Jeremy Rose

Project Infinity: Live at Phoenix Central Park


Listen closely, and you can hear the sound of the room where this music was made. Even through the thickets of electronics and expert post-production, you can still sense the space that made the different sounds sing as one: Chippendale’s Phoenix Central Park, a venue with an interior akin to an ant’s nest and acoustics close to heaven.

One could say that composer/saxophonist Jeremy Rose wears many hats, given his array of projects, including the groovy Vampires and the cross-cultural Vazesh. But really it’s the same hat covering a questing mind that enjoys placing his improvisatory skills in wildly different contexts. One could also say that Project Infinity, being a free-improvising quartet, doesn’t really lean on his composing flair, except that this would miss the extemporaneous composing that’s happening at every moment in free improvisation, as the performers’ ears and intuitions lend shape to spontaneity.

Rose is joined by Novak Manojlovic (piano, keyboard), Tully Ryan (drums) and Ben Carey (modular synthesizer), players with imaginations to match his own, who instantly intuit when to place their instruments in the music’s foreground, and when to pull them back to a supportive role.

Listen to them do this on the spooky A Shape of Thought, which sounds like music that nervous ghosts might make. In fact, edginess is something of an album throughline, with Ryan overlaying grooves that are as jittery as they are compelling.

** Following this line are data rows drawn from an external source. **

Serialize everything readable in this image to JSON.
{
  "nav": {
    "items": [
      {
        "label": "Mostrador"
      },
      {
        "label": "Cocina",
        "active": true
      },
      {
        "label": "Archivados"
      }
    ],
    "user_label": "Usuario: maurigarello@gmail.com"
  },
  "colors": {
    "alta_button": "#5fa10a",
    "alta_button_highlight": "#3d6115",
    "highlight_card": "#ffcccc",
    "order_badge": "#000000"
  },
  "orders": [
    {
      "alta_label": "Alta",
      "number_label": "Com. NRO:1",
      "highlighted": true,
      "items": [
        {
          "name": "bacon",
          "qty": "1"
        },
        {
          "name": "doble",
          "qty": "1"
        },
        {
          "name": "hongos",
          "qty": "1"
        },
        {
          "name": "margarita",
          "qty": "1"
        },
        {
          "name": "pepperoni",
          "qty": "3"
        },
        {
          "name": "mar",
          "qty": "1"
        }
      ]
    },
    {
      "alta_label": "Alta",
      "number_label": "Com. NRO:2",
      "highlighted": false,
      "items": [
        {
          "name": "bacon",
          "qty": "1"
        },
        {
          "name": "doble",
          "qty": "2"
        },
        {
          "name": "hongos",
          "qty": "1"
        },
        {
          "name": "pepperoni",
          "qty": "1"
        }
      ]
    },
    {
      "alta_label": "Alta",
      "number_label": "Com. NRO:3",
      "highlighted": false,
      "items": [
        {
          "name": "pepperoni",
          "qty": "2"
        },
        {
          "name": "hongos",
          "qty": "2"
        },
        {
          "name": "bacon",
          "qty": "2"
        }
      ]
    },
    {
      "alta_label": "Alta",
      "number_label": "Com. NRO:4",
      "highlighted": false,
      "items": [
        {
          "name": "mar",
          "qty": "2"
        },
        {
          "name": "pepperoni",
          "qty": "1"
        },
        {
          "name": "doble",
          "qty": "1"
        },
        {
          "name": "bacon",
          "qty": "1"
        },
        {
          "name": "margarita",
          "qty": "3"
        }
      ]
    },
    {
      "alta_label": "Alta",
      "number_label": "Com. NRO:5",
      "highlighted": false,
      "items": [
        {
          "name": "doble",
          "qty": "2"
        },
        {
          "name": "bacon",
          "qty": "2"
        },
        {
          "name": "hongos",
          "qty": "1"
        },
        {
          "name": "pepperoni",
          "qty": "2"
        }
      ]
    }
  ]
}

Even when the drums fade to rubato washes in Excess of Access, you still feel the tension of when they’ll reassert themselves, and meanwhile are enthralled by Rose’s bass clarinet mourning over an otherworldly soundscape.

Despite having titles, the pieces are really all part of an extended improvisation incorporating such organic changes of mood as to allow Rose to christen them separately. Symptoms of Our Age

has his soprano crying over a dystopian maze of piano, drums and electronics. Perturbation begins with a heartbeat that’s suffering severe arrhythmia, but it is when this settles that the music becomes really scary, with Rose’s soprano squealing in an asylum of sounds that only the brave should listen to in the dark, culminating in Manojlovic’s breaking-glass piano.

Iterative Semiotics is about as close to reassuring as the music gets, which means it’s still disquieting, although with a sense of humour now lightly tugging at its edges. You need this respite, because Heuristics would cast you adrift in a gravity-free zone once more, were the intensity of the four-way dialogue not riveting you to the spot. Finally, Memory and Sex ends the trance, and sends you back out into the world reprogrammed – in a good way.

Simultaneously with this album, Rose’s Earshift label has released three others offering a wondrously diverse cross-section of Oz jazz artistry. There’s rambunctiousness from Phillip Johnston and the Greasy Chicken Orchestra, reimagined Bach from luminous singer Michelle Nicole and beauty blended with visceral excitement from Underwards.